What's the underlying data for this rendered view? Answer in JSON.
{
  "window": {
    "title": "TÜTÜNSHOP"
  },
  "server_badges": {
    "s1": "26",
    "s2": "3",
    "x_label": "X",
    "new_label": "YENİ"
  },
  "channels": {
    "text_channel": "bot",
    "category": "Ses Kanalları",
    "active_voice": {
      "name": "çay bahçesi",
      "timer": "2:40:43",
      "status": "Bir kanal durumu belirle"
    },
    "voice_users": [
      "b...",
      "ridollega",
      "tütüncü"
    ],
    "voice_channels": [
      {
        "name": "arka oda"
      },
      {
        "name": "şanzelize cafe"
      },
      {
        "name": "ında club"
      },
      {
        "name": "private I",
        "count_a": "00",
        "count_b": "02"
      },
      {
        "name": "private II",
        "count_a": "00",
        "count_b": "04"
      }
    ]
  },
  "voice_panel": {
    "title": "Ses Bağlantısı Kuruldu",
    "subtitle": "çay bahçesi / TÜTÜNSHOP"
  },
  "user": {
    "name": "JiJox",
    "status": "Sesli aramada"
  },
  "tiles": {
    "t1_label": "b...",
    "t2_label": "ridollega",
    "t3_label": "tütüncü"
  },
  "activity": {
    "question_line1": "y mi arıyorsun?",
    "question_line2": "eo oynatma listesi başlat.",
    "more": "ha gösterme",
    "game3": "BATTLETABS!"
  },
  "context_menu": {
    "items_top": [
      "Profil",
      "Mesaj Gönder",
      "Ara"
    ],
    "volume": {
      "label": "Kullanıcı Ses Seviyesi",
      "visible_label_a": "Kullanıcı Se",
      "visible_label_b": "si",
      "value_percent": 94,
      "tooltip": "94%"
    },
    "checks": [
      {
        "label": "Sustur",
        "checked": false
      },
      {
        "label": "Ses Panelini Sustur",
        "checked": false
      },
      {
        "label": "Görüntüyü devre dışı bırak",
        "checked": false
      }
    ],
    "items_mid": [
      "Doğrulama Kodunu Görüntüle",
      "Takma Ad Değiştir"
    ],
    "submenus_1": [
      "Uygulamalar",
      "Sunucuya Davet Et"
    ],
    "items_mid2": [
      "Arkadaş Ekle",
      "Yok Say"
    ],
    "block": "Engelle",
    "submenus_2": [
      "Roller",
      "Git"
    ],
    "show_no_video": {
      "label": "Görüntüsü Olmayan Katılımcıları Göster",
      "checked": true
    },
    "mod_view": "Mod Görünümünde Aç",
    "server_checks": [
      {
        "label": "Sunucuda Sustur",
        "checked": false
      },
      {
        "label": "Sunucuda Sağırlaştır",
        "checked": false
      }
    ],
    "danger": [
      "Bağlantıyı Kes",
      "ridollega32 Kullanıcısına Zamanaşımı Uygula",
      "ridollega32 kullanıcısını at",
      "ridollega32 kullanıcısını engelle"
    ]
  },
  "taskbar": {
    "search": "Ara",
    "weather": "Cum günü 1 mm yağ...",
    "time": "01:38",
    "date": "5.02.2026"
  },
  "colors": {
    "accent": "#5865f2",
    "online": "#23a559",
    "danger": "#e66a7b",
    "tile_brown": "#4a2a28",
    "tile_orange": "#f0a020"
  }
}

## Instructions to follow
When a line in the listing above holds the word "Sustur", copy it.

## Your response
        "label": "Sustur",
        "label": "Ses Panelini Sustur",
        "label": "Sunucuda Sustur",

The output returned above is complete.